HMO Valuations

How will they value my HMO?

One of the most common questions I get, is from HMO owners keen to understand how surveyors will value their HMO investment either as part of a refinance application or on behalf of a buyer if they are disposing of their investment.

The answer is a resounding, “It depends.”

The issue of valuing HMOs was recently raised at The Specialist Lending Event with mortgage brokers asking why HMO properties are frequently given unexpectedly low valuations.

One reason for discrepancies in valuations is that there are two ways of valuing an HMO – on an investment basis and a bricks and mortar basis. These two methods can deliver very different results.

The “Bricks and Mortar” valuation is the more common used and is based on current fair market value determined by local comparable evidence. On this basis the Valuer is looking at the property as a traditional residential property and making any necessary allowances for the fact that it is let.

The alternative is a commercial valuation, often referred to as an Investment Valuation. An investment valuation calculates value based on a net yield calculated using rental income and operating cost data. This method is, I understand, offered by a number of lenders but is subject to various criteria.

The main reason for a landlord preferring this investment valuation is that it will be typically higher than a Bricks and Mortar calculation, provided your HMO is full of tenants paying a proper market rent.

Clearly understanding the method your Lender will use is important given that the higher the valuation, the more funds could be available to the Landlord to draw down or a more attractive mortgage rate could be available as a consequence of a lower loan to value percentage.

Unfortunately, there seem to be no hard and fast rules in terms of which valuation method is used and it is often dependent on the Surveyor appointed to determine which method is more appropriate once they have inspected the property. Generally speaking however I would suggest that if you present a lender with a commercial premises with a full HMO planning consent for more than say 7 rooms then I would think your argument for an investment valuation is strong.

If on the other hand you have a five bedroom house on a street comprising similar five bedroom houses then the argument to stray away from a standard Bricks and Mortar valuation will be weak at best.

Bear in mind, in addition to considering regulation, local authority requirements and the RICS Red Book guidelines, a surveyor also needs to be cognisant of the specific criteria of the lender that is involved in the case, as different lenders will have their own guidance notes.
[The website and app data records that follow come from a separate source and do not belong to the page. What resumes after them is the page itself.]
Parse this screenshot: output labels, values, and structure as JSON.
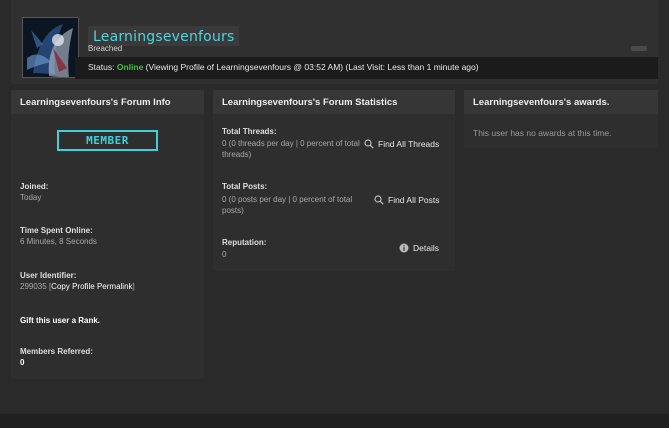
{
  "profile": {
    "username": "Learningsevenfours",
    "usergroup": "Breached",
    "status_label": "Status:",
    "status_online": "Online",
    "status_rest": "(Viewing Profile of Learningsevenfours @ 03:52 AM) (Last Visit: Less than 1 minute ago)"
  },
  "forum_info": {
    "title": "Learningsevenfours's Forum Info",
    "rank_badge": "MEMBER",
    "joined_label": "Joined:",
    "joined_value": "Today",
    "time_online_label": "Time Spent Online:",
    "time_online_value": "6 Minutes, 8 Seconds",
    "user_id_label": "User Identifier:",
    "user_id_value": "299035",
    "permalink_open": "[",
    "permalink_text": "Copy Profile Permalink",
    "permalink_close": "]",
    "gift_rank": "Gift this user a Rank.",
    "referred_label": "Members Referred:",
    "referred_value": "0"
  },
  "forum_stats": {
    "title": "Learningsevenfours's Forum Statistics",
    "threads_label": "Total Threads:",
    "threads_value": "0 (0 threads per day | 0 percent of total threads)",
    "find_threads": "Find All Threads",
    "posts_label": "Total Posts:",
    "posts_value": "0 (0 posts per day | 0 percent of total posts)",
    "find_posts": "Find All Posts",
    "reputation_label": "Reputation:",
    "reputation_value": "0",
    "details": "Details"
  },
  "awards": {
    "title": "Learningsevenfours's awards.",
    "empty_text": "This user has no awards at this time."
  },
  "icons": {
    "search": "search-icon",
    "info": "info-icon"
  },
  "colors": {
    "accent": "#3fd0dc",
    "online": "#3cc43c",
    "background": "#2a2a2a",
    "panel": "#2e2e2e"
  }
}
Some may only undertake valuations on a Bricks and Mortar basis. Best to know this before you apply!

Whilst, by adding value to your property, you can improve the value of a property when considered on a bricks and mortar basis, there will be an upper limit that a surveyor will believe your particular street will support. Accordingly, if you have a property in such an area, be mindful of comparable data as further development of your property may mean that you are obliged to leave that additional investment in the property rather than being able to access it for reinvestment purposes. For those of you hoping to build or expand a portfolio, this could cause significant headaches.

If you feel the investment valuation is more likely for your property, you should then focus on the factors that can influence that calculation and these are limited principally to rent, operating costs and yields. If you can increase your rent and successfully manage your costs then you will be in the best position come the Valuers visit. In order to demonstrate this to the Valuer it is useful to prepare a pack for their visit. Typically this may include a floorplan, copy of HMO Licence, Copy of Planning Consents and Building Control Documents, Electrical/Fire/Gas checks and compliance documents, details of rental income over as long a period as is available and a copy of the management contract if the management of your HMO is outsourced.

Demonstrating you are operating your property as a full commercial entity should provide some persuasion that a investment valuation should follow.

If you wish to do some due diligence to improve your chances, then enquire of your lenders which surveyors are on their approved panel. You can then approach them and see what their instincts are in terms of which method of valuation may be suitable for your HMO and indeed whether the lenders guidance notes allow their surveyors to provide an investment valuation.